§ Work to be completed
The expected output is each line below containing "海外マスキングテープ", copied in full.
*** The data Section Begins ***
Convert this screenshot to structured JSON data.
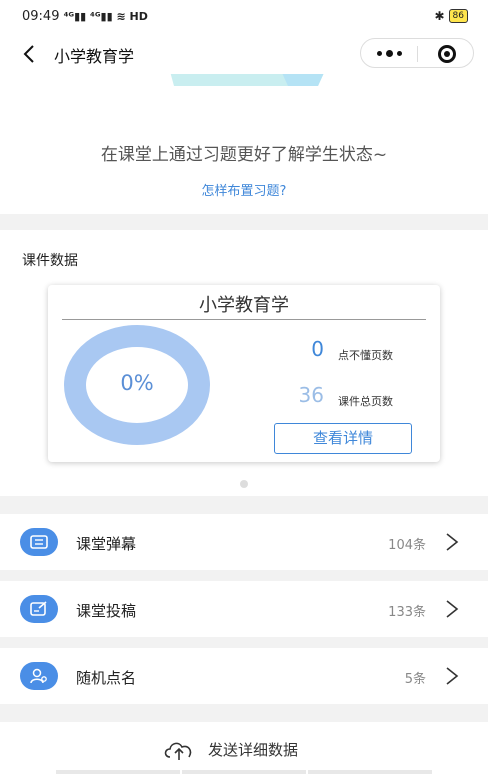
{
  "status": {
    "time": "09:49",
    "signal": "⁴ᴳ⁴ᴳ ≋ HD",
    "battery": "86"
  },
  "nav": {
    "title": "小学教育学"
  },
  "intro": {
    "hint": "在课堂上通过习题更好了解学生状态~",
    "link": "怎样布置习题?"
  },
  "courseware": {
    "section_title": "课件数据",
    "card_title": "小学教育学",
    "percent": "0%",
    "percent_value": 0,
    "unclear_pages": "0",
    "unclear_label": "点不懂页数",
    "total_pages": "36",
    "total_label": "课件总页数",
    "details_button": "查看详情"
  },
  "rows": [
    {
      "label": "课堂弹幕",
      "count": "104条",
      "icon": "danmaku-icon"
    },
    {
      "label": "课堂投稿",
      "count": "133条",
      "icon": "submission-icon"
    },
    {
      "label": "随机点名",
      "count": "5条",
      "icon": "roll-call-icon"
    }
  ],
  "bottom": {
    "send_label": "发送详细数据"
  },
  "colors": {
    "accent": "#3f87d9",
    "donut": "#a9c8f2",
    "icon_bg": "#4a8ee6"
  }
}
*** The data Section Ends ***
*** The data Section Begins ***
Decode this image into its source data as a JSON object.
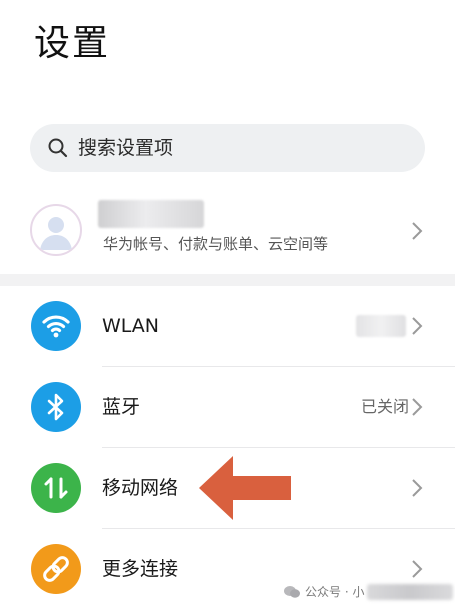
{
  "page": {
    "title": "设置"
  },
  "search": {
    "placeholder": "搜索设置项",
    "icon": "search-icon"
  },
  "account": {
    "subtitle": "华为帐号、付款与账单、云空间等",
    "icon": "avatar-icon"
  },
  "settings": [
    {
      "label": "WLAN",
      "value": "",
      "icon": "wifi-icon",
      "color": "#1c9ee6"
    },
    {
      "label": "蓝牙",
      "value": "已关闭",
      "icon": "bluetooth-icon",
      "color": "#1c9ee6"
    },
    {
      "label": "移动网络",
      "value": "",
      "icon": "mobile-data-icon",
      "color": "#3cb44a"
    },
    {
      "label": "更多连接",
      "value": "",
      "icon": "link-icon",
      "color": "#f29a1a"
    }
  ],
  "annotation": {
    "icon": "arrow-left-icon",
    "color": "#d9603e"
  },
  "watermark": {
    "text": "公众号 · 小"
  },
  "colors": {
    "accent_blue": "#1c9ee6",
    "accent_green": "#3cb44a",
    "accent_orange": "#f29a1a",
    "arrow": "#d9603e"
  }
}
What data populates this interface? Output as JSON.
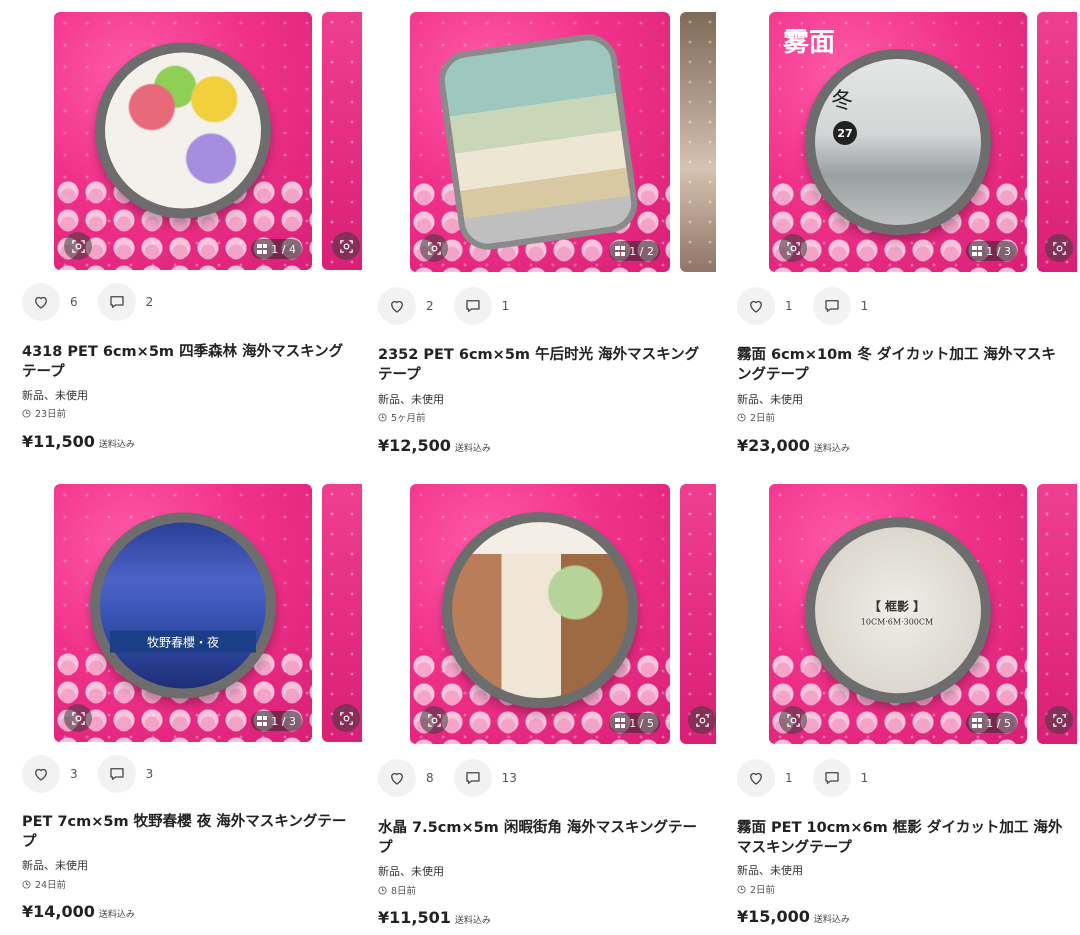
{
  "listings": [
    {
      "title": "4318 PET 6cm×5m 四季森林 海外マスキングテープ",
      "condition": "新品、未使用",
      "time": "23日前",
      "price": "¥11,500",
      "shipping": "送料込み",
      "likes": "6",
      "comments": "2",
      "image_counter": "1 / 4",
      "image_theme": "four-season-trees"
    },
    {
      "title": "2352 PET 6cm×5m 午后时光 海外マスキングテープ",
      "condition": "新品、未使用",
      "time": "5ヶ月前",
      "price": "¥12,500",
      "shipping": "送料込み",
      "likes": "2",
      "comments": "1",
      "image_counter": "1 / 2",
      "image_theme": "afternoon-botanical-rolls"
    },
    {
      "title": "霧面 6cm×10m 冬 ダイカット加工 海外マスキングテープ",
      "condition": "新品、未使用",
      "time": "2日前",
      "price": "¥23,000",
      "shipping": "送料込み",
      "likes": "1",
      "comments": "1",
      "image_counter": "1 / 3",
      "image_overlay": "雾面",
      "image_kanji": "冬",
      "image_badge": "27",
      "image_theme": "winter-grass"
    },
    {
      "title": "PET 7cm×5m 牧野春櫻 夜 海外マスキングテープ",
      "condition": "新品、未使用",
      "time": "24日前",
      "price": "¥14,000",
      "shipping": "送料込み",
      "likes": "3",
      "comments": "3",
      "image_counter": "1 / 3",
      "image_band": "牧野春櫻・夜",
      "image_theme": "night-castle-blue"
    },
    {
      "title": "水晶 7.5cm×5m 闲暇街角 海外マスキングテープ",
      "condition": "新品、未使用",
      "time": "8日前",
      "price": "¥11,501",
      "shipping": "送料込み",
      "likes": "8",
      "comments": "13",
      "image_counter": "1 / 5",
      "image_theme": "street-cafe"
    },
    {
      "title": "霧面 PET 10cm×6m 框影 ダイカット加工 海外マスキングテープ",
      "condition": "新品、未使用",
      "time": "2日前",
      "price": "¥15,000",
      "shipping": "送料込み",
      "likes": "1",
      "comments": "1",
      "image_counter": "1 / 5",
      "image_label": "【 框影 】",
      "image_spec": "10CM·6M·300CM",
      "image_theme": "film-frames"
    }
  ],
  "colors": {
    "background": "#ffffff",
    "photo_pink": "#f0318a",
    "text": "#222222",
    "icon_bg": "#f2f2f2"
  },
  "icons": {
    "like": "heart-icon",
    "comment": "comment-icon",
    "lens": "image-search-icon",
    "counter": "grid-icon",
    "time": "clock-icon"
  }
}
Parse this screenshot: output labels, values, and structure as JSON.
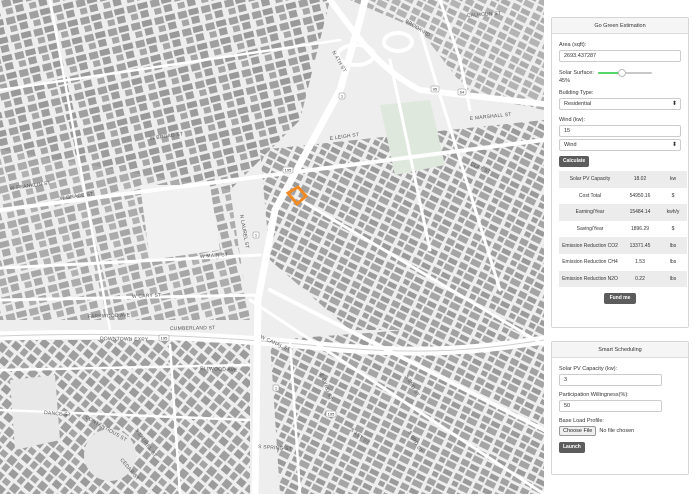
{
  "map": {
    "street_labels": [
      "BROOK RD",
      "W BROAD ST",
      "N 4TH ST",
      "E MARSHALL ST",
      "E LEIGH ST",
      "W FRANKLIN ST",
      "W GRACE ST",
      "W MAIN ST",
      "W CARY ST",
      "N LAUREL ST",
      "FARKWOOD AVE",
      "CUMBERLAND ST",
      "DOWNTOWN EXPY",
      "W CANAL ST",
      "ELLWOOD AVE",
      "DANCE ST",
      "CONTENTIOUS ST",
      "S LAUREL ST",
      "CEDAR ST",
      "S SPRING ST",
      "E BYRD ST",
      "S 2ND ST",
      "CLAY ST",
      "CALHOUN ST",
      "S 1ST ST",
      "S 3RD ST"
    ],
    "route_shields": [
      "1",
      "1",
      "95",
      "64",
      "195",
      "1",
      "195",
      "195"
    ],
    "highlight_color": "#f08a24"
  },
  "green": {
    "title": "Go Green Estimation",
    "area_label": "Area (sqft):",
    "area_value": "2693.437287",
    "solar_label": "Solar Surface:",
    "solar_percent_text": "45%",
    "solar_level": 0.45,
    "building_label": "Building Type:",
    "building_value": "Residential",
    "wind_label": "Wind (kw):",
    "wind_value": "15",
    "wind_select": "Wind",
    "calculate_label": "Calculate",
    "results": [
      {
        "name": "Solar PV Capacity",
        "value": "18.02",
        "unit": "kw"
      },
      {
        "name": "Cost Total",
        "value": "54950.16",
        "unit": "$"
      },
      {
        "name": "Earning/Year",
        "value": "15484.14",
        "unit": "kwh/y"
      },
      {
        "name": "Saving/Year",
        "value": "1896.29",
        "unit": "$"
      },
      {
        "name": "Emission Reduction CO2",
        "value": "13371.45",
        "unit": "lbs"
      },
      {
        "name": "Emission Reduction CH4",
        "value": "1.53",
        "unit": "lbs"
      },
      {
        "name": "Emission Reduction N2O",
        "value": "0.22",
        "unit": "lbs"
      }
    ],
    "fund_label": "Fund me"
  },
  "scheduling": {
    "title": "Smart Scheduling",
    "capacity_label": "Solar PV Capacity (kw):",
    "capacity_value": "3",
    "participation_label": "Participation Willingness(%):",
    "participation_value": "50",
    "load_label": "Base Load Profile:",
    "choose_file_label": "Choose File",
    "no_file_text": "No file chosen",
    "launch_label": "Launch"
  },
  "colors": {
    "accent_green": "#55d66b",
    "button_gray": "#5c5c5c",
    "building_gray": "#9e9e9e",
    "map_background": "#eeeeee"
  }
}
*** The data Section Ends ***
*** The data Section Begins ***
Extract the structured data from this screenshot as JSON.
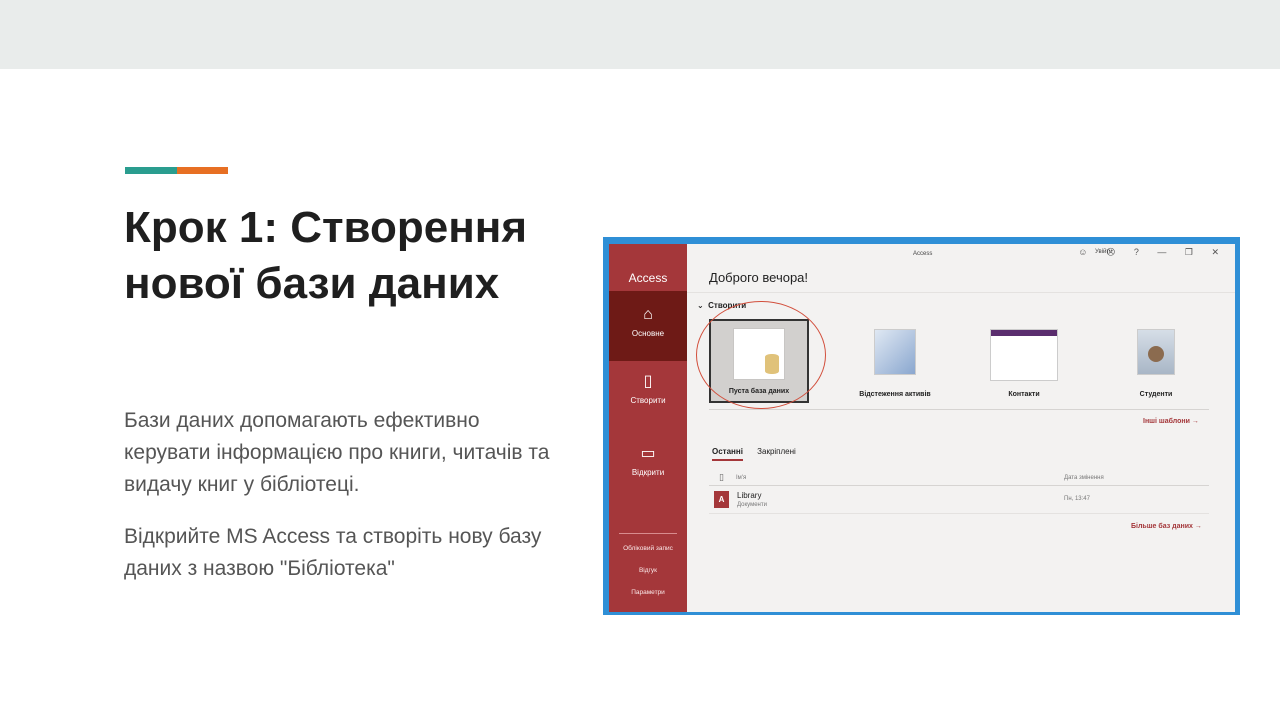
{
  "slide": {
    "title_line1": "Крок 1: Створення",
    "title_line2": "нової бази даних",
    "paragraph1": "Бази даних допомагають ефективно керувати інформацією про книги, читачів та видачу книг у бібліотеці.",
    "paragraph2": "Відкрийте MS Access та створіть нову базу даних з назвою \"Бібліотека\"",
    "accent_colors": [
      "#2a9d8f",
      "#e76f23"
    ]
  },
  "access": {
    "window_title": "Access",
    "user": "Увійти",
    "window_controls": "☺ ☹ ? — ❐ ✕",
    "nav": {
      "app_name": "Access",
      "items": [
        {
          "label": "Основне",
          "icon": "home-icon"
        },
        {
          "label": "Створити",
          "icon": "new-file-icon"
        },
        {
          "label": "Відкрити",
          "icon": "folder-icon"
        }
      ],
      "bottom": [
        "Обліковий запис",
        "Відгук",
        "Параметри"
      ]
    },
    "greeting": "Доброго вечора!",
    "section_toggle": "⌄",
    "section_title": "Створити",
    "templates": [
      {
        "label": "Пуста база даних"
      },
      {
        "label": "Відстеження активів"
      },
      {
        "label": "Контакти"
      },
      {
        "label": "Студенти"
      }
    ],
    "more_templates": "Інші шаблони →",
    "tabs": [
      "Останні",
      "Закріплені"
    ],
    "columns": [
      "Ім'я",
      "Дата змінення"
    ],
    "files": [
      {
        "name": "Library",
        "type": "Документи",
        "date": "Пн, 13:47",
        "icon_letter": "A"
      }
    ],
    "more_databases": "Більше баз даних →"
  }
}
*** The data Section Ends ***
§ Finished task
      "title": "4318 PET 6cm×5m 四季森林 海外マスキングテープ",
      "title": "2352 PET 6cm×5m 午后时光 海外マスキングテープ",
      "title": "霧面 6cm×10m 冬 ダイカット加工 海外マスキングテープ",
      "title": "PET 7cm×5m 牧野春櫻 夜 海外マスキングテープ",
      "title": "水晶 7.5cm×5m 闲暇街角 海外マスキングテープ",
      "title": "霧面 PET 10cm×6m 框影 ダイカット加工 海外マスキングテープ",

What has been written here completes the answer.